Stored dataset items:
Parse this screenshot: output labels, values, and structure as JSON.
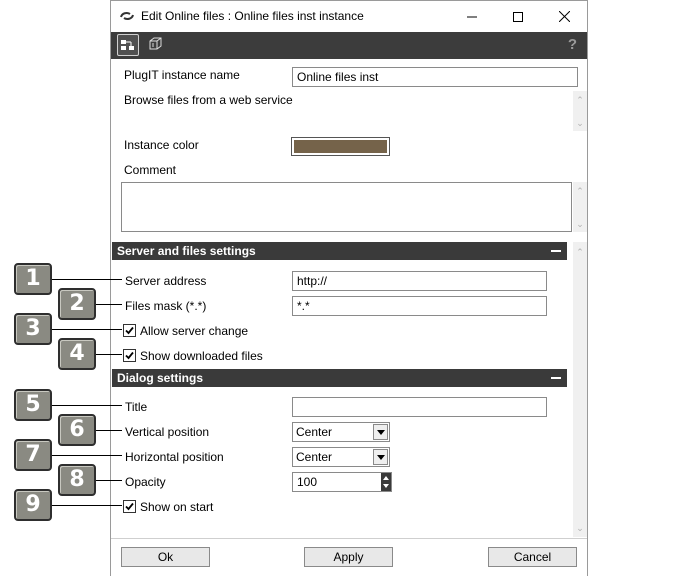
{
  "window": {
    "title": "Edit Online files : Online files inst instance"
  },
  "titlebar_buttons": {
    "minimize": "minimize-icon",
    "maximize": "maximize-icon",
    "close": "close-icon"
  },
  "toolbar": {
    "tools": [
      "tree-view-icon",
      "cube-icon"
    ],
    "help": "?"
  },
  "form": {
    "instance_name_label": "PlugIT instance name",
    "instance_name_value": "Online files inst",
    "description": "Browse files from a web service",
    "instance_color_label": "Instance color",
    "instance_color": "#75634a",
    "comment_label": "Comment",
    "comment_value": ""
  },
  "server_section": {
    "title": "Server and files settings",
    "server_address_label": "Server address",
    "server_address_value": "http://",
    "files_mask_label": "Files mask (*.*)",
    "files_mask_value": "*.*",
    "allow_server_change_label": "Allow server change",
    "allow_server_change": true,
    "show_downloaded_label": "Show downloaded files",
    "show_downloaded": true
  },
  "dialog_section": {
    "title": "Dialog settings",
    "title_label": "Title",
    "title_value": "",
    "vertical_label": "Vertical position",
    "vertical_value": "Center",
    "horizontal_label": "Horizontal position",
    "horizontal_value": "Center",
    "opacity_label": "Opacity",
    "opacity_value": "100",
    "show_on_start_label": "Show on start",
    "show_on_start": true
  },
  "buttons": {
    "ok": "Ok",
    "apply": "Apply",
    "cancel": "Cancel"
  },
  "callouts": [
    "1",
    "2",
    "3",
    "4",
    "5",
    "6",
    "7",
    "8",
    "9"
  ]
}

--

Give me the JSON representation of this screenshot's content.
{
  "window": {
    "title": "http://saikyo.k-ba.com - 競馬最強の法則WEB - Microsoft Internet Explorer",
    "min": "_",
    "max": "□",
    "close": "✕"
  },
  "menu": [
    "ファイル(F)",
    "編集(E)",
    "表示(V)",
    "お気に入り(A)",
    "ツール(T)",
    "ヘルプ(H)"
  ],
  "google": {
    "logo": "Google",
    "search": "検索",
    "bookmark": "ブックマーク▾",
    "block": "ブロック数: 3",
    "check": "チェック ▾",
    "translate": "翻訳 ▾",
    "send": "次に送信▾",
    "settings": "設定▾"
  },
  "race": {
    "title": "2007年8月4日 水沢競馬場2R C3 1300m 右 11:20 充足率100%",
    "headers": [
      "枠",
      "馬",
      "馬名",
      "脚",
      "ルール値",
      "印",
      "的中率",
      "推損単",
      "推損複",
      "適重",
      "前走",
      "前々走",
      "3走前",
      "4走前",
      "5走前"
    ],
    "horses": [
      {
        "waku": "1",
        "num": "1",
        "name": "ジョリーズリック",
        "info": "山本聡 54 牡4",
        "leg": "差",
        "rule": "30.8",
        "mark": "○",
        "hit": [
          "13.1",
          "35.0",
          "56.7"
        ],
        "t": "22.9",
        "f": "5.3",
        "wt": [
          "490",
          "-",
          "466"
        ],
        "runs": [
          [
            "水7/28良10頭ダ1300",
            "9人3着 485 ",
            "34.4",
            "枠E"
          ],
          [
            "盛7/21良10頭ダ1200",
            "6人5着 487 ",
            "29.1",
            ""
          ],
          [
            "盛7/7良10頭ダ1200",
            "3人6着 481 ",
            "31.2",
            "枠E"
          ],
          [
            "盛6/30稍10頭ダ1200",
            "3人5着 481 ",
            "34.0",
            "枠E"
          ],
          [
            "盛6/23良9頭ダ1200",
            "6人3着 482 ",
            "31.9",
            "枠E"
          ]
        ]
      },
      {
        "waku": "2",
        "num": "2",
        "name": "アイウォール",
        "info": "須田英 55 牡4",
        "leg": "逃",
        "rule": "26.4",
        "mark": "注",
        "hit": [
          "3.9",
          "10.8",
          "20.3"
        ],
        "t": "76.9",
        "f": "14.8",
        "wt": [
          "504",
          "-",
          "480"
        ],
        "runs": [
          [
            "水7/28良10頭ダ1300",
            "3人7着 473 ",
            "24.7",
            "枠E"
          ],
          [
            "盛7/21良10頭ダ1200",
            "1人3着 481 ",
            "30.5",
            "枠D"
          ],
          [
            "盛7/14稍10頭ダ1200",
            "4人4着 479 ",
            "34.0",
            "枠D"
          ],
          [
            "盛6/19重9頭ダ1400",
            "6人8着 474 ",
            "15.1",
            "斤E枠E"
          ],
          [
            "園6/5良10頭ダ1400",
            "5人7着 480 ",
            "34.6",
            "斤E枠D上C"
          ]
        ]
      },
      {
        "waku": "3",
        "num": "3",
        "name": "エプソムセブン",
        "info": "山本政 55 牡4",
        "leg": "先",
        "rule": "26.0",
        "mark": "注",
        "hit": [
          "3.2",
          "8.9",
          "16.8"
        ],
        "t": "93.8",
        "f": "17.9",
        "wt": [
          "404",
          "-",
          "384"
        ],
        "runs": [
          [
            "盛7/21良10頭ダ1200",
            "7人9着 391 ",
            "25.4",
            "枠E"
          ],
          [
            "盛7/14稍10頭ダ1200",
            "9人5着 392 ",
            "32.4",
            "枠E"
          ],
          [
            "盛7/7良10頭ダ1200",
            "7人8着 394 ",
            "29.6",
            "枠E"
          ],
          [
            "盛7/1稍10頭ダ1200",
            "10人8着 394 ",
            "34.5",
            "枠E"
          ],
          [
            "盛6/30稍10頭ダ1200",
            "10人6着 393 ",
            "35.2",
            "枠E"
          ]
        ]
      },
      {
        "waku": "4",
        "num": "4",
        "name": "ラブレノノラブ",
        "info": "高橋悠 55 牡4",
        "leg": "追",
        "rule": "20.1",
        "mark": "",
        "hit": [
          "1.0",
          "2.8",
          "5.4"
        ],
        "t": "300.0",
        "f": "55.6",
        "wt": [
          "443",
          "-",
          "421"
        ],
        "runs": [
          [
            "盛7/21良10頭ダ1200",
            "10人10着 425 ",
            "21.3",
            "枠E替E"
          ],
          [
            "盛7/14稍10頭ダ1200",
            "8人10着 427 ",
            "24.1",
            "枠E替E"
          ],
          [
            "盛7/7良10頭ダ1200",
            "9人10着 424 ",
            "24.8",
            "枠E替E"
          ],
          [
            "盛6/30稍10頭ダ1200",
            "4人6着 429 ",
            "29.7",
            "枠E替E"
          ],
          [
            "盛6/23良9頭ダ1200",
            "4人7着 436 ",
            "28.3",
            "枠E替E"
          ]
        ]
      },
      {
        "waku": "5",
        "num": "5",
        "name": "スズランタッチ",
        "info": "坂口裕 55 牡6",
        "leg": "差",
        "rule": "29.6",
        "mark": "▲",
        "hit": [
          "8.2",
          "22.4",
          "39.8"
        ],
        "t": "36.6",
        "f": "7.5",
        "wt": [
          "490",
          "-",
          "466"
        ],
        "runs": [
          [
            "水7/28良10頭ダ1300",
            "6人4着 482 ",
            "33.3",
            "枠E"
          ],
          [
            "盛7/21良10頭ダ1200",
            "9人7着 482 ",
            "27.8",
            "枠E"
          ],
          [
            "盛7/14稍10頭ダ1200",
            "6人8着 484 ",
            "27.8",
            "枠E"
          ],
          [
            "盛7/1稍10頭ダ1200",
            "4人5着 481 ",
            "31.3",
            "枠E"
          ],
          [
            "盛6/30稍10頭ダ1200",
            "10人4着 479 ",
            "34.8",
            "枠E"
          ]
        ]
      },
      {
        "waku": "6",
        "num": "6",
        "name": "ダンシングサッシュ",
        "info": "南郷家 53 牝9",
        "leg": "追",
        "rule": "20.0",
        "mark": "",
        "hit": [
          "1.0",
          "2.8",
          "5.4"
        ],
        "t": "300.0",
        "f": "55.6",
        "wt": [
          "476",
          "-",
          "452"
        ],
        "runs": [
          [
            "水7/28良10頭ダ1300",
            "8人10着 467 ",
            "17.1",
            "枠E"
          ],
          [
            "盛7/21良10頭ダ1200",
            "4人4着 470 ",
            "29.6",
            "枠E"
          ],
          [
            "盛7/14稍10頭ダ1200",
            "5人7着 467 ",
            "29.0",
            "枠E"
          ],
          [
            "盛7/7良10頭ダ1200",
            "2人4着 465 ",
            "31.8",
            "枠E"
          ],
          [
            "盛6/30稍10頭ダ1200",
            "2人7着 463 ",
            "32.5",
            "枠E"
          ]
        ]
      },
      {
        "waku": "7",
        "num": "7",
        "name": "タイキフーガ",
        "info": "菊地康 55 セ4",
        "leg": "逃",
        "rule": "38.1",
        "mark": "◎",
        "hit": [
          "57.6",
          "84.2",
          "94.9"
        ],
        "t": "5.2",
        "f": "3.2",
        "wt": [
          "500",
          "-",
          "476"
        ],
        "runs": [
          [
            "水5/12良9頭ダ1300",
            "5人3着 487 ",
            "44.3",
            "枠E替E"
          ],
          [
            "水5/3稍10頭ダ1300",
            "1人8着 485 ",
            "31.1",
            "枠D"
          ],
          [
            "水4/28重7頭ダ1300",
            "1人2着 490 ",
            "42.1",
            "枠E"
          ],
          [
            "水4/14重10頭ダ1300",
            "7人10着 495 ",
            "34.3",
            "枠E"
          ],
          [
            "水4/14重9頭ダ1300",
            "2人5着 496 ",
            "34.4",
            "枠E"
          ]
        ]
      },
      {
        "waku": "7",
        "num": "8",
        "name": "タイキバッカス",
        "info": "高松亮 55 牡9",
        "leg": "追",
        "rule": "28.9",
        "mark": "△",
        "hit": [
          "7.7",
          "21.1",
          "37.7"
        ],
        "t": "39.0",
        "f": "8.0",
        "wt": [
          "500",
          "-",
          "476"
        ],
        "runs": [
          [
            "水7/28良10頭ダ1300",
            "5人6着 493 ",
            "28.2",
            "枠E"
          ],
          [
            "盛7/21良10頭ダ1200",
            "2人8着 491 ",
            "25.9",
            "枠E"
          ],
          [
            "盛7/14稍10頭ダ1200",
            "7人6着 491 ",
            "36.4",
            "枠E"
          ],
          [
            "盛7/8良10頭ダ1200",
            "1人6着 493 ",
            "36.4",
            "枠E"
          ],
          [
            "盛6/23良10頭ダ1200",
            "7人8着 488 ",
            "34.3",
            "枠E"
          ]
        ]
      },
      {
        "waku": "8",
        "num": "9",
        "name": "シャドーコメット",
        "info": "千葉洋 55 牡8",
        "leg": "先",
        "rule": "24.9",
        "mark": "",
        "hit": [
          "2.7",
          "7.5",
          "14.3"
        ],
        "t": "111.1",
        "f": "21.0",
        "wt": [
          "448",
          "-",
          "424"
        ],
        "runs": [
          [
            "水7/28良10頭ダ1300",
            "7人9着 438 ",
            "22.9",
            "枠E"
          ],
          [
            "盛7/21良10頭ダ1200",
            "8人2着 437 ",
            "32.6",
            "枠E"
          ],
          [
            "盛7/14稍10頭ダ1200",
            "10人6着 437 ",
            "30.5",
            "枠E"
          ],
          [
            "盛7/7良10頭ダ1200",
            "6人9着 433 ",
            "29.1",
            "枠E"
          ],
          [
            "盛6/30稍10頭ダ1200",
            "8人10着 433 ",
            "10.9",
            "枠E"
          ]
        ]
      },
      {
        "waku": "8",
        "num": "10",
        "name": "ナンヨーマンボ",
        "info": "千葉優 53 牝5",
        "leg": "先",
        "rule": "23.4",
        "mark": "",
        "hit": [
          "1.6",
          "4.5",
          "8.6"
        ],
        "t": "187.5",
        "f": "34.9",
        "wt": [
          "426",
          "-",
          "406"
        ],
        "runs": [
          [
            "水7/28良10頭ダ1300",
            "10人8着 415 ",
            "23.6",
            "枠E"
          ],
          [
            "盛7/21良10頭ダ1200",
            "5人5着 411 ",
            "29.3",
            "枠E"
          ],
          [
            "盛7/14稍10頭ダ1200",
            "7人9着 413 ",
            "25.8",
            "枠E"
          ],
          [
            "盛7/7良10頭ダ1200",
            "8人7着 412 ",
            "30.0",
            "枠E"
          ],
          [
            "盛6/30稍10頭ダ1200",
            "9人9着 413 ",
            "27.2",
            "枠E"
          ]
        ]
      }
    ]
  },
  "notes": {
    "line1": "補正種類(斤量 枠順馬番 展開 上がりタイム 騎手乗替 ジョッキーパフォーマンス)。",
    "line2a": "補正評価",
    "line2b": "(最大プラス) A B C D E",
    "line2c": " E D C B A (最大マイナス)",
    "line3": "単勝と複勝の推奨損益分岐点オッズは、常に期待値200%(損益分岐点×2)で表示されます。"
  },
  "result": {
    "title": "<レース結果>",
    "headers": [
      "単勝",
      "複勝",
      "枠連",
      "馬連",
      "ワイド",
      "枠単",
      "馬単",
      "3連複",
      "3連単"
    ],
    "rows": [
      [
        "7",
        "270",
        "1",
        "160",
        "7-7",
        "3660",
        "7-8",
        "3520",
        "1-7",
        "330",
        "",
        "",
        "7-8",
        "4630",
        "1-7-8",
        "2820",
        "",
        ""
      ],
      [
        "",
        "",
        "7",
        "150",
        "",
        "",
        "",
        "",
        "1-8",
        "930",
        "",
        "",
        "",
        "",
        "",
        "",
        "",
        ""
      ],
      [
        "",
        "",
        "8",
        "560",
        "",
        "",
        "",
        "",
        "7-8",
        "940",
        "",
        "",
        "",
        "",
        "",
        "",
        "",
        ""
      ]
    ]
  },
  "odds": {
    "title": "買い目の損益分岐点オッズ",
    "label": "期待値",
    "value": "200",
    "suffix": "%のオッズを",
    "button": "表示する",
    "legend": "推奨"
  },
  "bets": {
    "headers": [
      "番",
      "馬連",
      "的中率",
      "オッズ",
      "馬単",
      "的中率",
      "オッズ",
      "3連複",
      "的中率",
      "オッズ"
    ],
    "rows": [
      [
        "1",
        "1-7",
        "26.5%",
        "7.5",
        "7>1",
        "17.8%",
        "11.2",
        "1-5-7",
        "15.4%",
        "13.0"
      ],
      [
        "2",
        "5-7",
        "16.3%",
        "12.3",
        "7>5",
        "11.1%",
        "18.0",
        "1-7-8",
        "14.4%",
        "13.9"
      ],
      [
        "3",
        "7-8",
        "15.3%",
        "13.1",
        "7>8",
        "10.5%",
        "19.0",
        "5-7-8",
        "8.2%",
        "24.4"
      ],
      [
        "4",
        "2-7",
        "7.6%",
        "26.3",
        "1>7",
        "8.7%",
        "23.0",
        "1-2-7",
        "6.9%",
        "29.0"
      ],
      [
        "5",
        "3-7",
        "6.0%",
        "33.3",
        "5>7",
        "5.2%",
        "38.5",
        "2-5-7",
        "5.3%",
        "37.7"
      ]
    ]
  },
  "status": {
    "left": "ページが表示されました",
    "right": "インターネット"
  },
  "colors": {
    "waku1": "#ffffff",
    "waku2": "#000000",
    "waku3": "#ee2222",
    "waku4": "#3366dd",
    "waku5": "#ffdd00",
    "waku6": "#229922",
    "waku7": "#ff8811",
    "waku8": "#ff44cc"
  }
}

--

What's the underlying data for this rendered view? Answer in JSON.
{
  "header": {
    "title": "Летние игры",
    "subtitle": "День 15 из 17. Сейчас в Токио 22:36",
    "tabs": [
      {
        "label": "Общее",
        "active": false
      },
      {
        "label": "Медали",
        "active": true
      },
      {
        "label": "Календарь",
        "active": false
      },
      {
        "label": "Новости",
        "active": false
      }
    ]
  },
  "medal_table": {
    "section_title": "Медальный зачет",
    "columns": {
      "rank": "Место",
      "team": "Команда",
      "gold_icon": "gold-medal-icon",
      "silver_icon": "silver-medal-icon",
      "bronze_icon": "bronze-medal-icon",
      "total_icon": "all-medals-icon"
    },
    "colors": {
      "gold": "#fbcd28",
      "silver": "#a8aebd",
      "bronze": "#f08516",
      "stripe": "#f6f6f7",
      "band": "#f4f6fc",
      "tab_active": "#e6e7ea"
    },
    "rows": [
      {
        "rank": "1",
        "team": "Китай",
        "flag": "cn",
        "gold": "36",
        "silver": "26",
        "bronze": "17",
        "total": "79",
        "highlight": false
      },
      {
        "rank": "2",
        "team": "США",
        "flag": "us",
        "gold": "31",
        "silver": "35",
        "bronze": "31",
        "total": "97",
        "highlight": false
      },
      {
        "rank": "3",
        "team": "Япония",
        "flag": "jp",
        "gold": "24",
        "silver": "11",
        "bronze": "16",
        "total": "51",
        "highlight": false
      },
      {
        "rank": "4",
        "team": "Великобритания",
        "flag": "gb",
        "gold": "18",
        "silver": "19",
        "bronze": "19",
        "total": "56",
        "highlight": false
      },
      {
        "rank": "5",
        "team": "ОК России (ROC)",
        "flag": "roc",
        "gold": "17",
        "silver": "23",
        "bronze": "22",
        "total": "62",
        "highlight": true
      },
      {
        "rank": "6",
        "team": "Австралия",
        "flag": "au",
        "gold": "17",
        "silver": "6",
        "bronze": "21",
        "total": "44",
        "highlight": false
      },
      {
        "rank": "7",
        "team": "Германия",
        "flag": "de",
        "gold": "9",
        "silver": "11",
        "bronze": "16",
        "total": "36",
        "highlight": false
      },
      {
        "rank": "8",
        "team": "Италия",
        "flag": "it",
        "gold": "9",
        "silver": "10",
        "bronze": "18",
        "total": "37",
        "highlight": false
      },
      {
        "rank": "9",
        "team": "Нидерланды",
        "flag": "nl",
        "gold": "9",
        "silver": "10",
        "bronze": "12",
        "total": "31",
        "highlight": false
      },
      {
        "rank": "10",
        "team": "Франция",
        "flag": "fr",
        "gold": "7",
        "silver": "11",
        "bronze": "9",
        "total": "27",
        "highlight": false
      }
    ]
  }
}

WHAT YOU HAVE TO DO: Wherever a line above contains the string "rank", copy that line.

RESPONSE TO THE TASK:
      "rank": "Место",
        "rank": "1",
        "rank": "2",
        "rank": "3",
        "rank": "4",
        "rank": "5",
        "rank": "6",
        "rank": "7",
        "rank": "8",
        "rank": "9",
        "rank": "10",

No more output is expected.